I read an article in our local newspaper this week—“Another Fatal Shooting in Seattle's Central District.” Another. There were several this month. I haven't seen names of victims mentioned lately, though—not since a white father of two was killed by a stray bullet while driving his kids through that part of town last year.
That father's murder received a lot of attention because he was caught by accident in the crosshairs of another confrontation in a neighborhood known for its gang violence. And perhaps it received attention because he was white. He looked like us and lived at a socio-economic level that those of us reading the newspaper tended to live. His children looked like us. He was running the kind of errand with his kids that I often run with mine. His death resonated with me.
Another fatal shooting, this week's headline read. The newspaper didn't mean another fatal shooting that included the white father of two that died last year. No, that father's death was treated like a class by itself.
The newspaper this week meant another fatal shooting of a young black youth in the same vein as the two other shootings of young black youths this month, all likely gang related. When I read the headline and article, I understood immediately exactly what they meant when they said “another” in that context.
Then I walked into the community college where I teach on Monday.

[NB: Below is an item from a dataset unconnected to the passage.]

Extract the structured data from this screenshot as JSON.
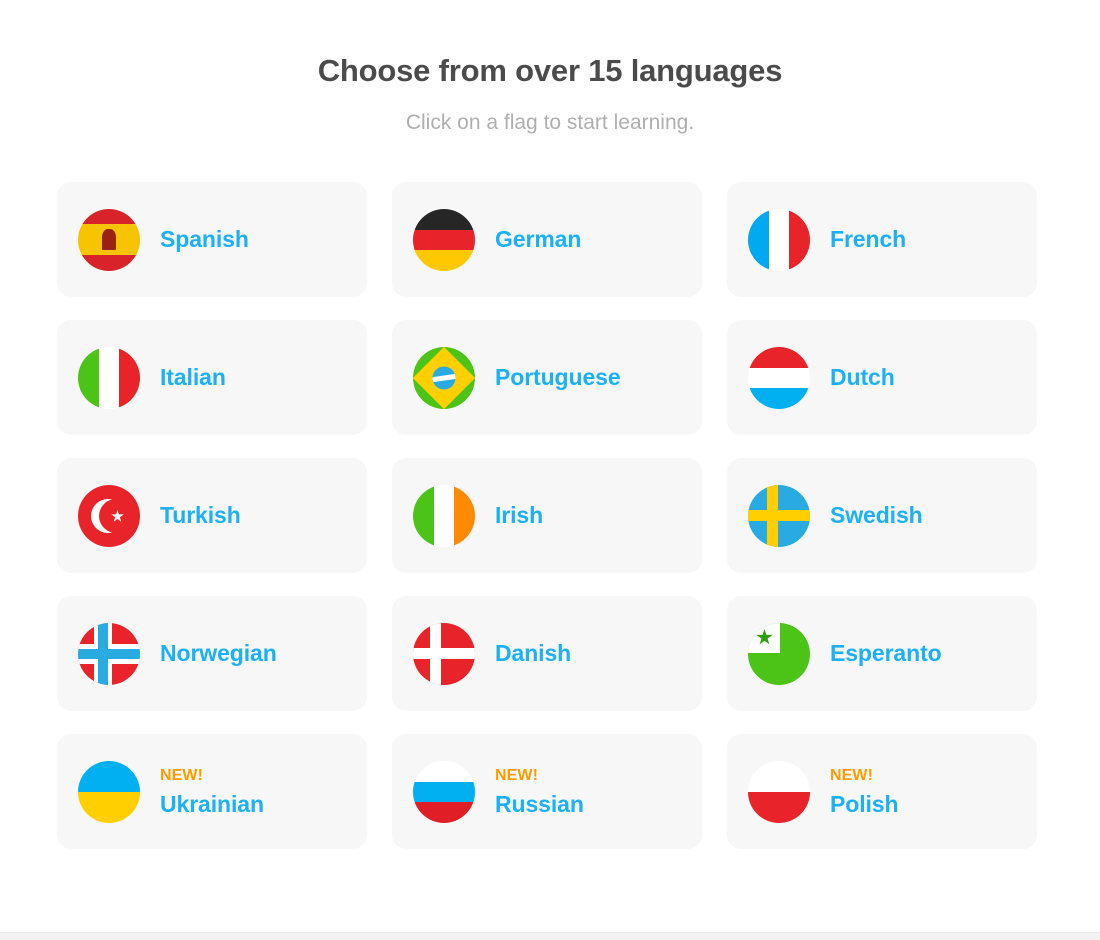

A soft-spoken African-American student of mine informed me that his brother was the victim in that article. Immediately, the story moved out of the category of “another” fatal shooting in the Central District into the category I had previously put the white father of two. It was senseless and awful, with a wake of destruction in the lives of the loved ones who survived him. That young man and his family didn't deserve that.
Then I was convicted. Why did the white father easily enter that category in my head the moment I first read his story in the newspaper? Why did it take seeing the brother of the newest victim before I felt the awful, senseless tragedy of his death?
There are a multitude of complicated socio-economic and racial issues at play that I could never adequately dissect here. But I want to focus on one big point: Both victims were image-bearers of God.
God created both in His image. He stamped on both their beings indelible evidences of Himself. One image-bearer looked and acted more like me. Without even realizing it, I assigned more value to his life than the other. Today I am convicted that if I don't get that the latest, unnamed victim is an image-bearer of God as much as the other, I probably don't get the theological implications of Imago Dei very well at all.
I've been working with the Holy Spirit on seeing the homeless begging in my neighborhood as image-bearers of God with inherent worth. Today, I am reminded that youths possibly associated with gangs are too. The more deeply I internalize the worth of every image-bearer of God, the more I think I understand the implications of bearing His image for myself. I'm convicted that God wants me to understand this truth.
Today, my student came back to class determined and focused. He provoked in me deep admiration for his desire to build a better life for himself in the wake of his brother's death. He reflected to me today beautiful things about his Maker. My Maker. And he reminded me that I don't reflect God's image because I am white and middle class.
Being human, made in the image of God, is much bigger than color or economic status, and it's powerful to meditate on those things that unite us as image-bearers regardless of the smaller differences that separate us.
Adapted from Wendy Alsup's blog, theologyforwomen.org. Wendy has authored three books including By His Wounds You are Healed: How the Message of Ephesians Transforms a Woman's Identity. She is also a wife, mom and college math teacher who loves ministering to women.